Component data from apps and pages:
== == ==

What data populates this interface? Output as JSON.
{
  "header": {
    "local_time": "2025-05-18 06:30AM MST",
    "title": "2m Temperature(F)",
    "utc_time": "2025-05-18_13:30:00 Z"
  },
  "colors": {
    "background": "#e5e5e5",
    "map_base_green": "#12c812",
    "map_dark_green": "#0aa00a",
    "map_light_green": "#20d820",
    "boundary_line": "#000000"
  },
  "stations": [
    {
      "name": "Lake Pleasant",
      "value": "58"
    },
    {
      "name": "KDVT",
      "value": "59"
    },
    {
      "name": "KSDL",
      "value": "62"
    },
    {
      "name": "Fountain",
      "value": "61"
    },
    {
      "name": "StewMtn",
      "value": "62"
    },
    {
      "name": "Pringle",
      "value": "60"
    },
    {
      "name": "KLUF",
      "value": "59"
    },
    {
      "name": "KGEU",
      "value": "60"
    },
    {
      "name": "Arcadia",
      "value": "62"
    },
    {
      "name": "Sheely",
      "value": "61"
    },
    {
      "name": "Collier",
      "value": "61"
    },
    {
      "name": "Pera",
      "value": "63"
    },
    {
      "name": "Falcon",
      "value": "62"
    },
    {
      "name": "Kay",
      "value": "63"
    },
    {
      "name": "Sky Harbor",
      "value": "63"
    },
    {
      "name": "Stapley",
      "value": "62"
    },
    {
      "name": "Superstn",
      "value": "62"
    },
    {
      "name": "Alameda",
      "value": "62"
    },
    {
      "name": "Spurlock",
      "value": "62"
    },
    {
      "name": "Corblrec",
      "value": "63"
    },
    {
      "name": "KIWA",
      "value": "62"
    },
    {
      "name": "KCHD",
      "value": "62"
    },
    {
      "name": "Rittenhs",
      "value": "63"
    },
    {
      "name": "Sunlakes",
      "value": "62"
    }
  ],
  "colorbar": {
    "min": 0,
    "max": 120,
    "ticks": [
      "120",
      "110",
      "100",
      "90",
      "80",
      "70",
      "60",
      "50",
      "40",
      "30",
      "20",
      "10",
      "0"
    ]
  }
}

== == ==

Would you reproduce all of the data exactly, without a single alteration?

Solved exercise:
What data populates this interface? Output as JSON.
{
  "header": {
    "local_time": "2025-05-18 06:30AM MST",
    "title": "2m Temperature(F)",
    "utc_time": "2025-05-18_13:30:00 Z"
  },
  "colors": {
    "background": "#e5e5e5",
    "map_base_green": "#12c812",
    "map_dark_green": "#0aa00a",
    "map_light_green": "#20d820",
    "boundary_line": "#000000"
  },
  "stations": [
    {
      "name": "Lake Pleasant",
      "value": "58"
    },
    {
      "name": "KDVT",
      "value": "59"
    },
    {
      "name": "KSDL",
      "value": "62"
    },
    {
      "name": "Fountain",
      "value": "61"
    },
    {
      "name": "StewMtn",
      "value": "62"
    },
    {
      "name": "Pringle",
      "value": "60"
    },
    {
      "name": "KLUF",
      "value": "59"
    },
    {
      "name": "KGEU",
      "value": "60"
    },
    {
      "name": "Arcadia",
      "value": "62"
    },
    {
      "name": "Sheely",
      "value": "61"
    },
    {
      "name": "Collier",
      "value": "61"
    },
    {
      "name": "Pera",
      "value": "63"
    },
    {
      "name": "Falcon",
      "value": "62"
    },
    {
      "name": "Kay",
      "value": "63"
    },
    {
      "name": "Sky Harbor",
      "value": "63"
    },
    {
      "name": "Stapley",
      "value": "62"
    },
    {
      "name": "Superstn",
      "value": "62"
    },
    {
      "name": "Alameda",
      "value": "62"
    },
    {
      "name": "Spurlock",
      "value": "62"
    },
    {
      "name": "Corblrec",
      "value": "63"
    },
    {
      "name": "KIWA",
      "value": "62"
    },
    {
      "name": "KCHD",
      "value": "62"
    },
    {
      "name": "Rittenhs",
      "value": "63"
    },
    {
      "name": "Sunlakes",
      "value": "62"
    }
  ],
  "colorbar": {
    "min": 0,
    "max": 120,
    "ticks": [
      "120",
      "110",
      "100",
      "90",
      "80",
      "70",
      "60",
      "50",
      "40",
      "30",
      "20",
      "10",
      "0"
    ]
  }
}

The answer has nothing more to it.